University of Washington law professor Anita Ramasastry discusses a proposal tentatively approved by the U.S. Department of Transportation that would allow airlines to collect consumers’ personal data for the purpose of personalizing fare quotes. Ramasastry cautions that the proposal has significant privacy and discrimination risks and that we need more information, more transparency, and better safeguards before proceeding with it.
Former counsel to the president John W. Dean discusses cyber law issues related to public shaming with the Internet Law Center’s Bennet Kelley.
University of Washington law professor Anita Ramasastry discusses a new company called Shuddle, which bills itself as an Uber-like car service for transporting children from place to place. Ramasastry describes some of the security and privacy issues Shuddle raises and compares it to other companies offering similar services.
University of Washington law professor Anita Ramasastry discusses privacy issues raised the way companies such as Uber use consumers’ geolocation data.
Hofstra University law professor Joanna Grossman and Stanford University law professor Lawrence Friedman discuss the ways in which legislation can (and cannot) address the phenomenon of “revenge porn.” Grossman and Friedman point out that while the similar offense of blackmail has existed for many years, only recently, with the aid of the Internet, has this new form of harassment become a serious issue for lawmakers to consider.

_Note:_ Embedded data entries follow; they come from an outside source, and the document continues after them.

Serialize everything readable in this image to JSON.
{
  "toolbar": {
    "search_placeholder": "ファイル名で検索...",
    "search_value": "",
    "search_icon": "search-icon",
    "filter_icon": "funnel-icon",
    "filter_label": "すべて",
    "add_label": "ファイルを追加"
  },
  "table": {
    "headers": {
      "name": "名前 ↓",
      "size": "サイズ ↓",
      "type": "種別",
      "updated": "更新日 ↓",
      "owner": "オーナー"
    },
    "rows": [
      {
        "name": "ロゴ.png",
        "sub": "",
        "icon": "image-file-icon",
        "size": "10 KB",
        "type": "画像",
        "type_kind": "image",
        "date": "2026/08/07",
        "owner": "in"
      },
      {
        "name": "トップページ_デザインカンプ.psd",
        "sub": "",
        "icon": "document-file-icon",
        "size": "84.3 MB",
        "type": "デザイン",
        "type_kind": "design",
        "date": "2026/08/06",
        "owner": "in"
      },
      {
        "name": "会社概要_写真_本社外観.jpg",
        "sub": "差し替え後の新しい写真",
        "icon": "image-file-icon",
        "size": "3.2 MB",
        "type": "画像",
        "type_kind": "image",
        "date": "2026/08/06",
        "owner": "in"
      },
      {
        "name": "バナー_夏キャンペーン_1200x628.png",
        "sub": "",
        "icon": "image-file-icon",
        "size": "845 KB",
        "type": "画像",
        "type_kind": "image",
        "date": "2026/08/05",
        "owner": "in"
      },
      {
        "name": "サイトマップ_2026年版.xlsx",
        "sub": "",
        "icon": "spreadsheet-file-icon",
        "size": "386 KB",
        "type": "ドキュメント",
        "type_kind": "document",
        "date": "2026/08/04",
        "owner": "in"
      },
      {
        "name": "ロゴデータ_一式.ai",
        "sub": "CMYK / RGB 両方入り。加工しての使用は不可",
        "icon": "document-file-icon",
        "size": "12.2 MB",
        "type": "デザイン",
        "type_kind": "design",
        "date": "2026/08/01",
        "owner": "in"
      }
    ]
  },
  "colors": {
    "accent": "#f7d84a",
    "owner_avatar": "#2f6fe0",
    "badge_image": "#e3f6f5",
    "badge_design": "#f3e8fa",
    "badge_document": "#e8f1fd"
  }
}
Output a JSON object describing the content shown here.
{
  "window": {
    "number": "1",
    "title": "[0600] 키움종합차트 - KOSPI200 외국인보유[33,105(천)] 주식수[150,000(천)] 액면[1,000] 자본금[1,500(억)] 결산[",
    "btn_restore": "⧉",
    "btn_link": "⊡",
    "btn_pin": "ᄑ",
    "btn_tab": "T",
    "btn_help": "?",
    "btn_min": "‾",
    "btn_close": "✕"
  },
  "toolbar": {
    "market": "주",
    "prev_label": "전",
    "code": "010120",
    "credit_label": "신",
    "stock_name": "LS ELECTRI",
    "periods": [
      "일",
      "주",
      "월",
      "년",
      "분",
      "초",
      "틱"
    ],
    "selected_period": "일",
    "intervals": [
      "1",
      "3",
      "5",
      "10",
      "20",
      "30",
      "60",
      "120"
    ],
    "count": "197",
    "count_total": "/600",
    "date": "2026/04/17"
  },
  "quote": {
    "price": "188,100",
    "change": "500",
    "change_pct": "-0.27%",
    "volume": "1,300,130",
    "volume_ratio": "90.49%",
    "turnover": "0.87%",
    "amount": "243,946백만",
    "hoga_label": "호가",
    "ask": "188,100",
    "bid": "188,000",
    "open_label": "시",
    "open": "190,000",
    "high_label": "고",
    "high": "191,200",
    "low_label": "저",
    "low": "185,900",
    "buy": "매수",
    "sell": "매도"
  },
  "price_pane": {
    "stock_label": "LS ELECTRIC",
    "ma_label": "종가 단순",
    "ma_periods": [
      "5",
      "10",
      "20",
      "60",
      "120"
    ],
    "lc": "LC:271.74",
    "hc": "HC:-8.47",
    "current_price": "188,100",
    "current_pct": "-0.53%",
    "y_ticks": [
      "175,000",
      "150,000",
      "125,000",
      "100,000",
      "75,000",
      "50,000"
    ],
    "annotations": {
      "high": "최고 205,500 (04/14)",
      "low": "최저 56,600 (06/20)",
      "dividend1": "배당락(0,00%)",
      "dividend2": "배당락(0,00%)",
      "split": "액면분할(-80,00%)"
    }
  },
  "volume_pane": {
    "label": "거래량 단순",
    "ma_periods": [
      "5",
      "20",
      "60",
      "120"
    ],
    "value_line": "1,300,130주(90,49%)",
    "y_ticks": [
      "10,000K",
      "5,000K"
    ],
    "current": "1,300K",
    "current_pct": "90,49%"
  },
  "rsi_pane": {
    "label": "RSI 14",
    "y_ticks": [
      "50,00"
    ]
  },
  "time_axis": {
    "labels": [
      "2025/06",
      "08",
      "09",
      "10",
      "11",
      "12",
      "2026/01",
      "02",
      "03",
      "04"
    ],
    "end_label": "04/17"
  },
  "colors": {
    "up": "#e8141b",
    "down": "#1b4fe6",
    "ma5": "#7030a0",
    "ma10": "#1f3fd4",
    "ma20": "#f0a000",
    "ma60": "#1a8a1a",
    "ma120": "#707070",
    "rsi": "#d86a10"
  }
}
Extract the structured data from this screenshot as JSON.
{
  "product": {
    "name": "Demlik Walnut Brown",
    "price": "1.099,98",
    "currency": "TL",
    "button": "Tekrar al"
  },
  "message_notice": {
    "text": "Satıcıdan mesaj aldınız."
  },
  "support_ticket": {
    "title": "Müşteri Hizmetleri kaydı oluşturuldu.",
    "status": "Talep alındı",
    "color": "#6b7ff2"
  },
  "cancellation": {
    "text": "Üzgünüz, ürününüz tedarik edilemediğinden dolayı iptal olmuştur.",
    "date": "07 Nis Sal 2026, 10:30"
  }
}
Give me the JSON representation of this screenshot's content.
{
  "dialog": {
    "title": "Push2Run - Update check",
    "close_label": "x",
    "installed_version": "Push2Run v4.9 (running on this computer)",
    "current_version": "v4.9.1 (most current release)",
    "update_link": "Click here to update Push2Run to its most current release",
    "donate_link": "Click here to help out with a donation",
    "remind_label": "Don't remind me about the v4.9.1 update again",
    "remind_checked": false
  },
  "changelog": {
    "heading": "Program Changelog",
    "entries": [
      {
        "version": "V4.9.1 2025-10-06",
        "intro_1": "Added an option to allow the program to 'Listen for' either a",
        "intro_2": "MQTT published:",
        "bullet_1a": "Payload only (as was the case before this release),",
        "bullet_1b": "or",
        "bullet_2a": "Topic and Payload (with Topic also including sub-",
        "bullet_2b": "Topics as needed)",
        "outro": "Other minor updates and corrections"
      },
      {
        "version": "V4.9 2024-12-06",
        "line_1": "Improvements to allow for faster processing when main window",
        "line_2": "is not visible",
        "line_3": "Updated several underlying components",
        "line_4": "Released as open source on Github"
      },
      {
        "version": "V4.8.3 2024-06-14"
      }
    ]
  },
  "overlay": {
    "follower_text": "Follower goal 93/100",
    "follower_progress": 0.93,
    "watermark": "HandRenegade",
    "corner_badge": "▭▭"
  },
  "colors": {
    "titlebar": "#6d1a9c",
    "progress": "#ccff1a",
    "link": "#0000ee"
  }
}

Cardozo law professor Marci Hamilton comments on the ways the Internet has helped promote transparency and correct misinformation, particularly in religious organizations.